== Segment start ==

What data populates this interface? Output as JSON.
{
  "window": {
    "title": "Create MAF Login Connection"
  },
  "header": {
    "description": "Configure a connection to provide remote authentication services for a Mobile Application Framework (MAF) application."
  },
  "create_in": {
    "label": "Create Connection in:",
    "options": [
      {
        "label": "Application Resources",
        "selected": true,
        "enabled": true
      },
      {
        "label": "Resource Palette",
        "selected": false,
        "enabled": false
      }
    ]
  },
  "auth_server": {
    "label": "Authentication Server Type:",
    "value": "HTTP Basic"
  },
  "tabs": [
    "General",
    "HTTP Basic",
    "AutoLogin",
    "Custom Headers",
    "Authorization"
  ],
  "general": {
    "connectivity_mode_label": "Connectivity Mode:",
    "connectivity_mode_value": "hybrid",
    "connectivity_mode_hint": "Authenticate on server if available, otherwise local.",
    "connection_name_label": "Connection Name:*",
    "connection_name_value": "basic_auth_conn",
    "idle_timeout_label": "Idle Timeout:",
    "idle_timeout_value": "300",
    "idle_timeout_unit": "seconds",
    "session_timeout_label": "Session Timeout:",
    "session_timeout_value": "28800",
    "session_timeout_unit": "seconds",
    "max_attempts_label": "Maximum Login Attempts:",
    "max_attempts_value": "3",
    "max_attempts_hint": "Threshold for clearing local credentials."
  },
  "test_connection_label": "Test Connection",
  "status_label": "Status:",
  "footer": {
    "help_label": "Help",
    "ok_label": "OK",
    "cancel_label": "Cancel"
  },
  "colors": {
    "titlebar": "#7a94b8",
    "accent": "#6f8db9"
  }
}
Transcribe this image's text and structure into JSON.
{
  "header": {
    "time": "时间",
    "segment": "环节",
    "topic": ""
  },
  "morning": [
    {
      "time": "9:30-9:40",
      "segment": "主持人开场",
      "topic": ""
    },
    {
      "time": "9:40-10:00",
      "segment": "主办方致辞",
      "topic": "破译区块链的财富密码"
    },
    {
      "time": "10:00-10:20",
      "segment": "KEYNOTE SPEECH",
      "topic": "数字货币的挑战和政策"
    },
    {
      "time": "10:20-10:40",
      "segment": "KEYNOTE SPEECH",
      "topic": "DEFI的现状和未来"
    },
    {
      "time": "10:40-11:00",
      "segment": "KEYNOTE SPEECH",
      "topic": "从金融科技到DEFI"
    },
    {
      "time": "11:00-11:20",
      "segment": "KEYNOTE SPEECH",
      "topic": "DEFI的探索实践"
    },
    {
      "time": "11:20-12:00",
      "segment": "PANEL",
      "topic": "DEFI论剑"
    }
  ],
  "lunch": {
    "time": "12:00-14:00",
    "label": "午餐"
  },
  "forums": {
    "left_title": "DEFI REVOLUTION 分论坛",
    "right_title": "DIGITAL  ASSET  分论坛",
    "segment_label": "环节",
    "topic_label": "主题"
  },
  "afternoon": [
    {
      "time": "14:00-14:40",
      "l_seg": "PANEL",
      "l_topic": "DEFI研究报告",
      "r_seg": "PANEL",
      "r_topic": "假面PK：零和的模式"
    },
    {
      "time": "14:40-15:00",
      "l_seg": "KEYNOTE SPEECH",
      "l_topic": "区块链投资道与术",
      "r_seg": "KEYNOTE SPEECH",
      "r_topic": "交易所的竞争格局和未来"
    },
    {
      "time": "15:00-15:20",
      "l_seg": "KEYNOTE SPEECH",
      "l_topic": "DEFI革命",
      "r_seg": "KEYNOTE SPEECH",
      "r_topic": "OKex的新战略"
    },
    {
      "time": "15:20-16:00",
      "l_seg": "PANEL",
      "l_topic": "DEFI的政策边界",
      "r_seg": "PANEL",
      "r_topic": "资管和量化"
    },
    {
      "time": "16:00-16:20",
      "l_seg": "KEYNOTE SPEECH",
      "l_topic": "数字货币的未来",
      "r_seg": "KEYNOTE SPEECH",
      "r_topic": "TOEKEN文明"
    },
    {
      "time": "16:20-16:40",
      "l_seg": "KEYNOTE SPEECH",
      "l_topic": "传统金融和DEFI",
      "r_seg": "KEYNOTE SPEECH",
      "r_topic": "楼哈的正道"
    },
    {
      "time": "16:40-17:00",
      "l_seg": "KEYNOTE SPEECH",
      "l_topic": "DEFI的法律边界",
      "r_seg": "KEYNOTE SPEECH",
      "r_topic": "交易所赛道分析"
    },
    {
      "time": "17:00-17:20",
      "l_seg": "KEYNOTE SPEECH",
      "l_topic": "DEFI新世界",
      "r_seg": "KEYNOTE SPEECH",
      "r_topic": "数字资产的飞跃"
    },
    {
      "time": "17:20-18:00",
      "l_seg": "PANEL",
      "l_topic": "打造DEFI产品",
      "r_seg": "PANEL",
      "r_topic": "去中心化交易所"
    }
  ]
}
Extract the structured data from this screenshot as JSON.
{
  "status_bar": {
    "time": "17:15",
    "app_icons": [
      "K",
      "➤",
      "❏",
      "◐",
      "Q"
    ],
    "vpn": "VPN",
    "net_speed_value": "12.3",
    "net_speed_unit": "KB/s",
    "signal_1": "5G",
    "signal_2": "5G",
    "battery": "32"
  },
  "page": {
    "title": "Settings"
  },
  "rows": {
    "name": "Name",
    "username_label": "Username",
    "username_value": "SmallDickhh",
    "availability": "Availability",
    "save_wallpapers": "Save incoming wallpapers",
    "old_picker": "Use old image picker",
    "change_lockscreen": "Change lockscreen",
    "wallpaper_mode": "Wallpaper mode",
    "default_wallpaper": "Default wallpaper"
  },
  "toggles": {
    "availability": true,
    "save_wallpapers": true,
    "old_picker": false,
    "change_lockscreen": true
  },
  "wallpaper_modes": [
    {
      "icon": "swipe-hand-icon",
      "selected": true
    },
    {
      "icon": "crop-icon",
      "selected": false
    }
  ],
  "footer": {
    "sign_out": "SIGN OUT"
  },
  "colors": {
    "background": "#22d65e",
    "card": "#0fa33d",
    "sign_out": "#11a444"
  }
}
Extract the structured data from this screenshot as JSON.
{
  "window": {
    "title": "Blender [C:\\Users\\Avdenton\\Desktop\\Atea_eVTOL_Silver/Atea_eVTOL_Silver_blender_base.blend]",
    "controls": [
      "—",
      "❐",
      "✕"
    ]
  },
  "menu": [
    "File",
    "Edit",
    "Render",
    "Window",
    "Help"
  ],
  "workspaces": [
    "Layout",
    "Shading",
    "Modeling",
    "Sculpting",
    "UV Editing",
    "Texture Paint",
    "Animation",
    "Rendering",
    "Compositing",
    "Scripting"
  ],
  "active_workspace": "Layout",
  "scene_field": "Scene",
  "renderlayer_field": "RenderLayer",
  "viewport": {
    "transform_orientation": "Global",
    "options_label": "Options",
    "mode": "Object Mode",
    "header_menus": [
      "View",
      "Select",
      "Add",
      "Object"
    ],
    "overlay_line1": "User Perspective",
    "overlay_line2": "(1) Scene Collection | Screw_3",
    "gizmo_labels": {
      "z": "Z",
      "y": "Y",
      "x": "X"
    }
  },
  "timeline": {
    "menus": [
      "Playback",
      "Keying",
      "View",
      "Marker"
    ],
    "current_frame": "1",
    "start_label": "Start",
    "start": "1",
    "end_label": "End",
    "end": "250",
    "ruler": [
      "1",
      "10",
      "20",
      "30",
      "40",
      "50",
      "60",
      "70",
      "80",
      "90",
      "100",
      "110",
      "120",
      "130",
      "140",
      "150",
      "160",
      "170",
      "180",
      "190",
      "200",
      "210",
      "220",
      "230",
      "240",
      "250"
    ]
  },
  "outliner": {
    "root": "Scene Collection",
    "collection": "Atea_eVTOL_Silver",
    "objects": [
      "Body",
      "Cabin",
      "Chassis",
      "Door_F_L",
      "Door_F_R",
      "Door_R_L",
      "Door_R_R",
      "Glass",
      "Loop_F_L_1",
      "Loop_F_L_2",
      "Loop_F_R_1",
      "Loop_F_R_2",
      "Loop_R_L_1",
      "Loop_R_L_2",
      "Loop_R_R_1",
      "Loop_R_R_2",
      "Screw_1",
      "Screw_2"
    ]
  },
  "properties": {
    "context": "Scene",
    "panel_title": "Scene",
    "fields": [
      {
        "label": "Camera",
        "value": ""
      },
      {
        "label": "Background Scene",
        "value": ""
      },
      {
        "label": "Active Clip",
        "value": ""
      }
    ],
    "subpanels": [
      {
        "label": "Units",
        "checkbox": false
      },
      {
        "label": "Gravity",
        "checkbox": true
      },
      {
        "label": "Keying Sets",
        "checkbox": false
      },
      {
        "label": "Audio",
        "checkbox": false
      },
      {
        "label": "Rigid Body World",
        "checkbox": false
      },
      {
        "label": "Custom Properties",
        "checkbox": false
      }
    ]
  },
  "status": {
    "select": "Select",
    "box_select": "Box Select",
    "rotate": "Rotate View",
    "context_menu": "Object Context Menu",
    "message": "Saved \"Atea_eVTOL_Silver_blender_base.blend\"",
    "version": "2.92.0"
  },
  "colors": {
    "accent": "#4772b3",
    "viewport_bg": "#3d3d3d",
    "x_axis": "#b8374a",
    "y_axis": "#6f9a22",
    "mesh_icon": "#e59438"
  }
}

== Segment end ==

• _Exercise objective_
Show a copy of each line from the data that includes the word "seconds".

• _Solution for this exercise_
    "idle_timeout_unit": "seconds",
    "session_timeout_unit": "seconds",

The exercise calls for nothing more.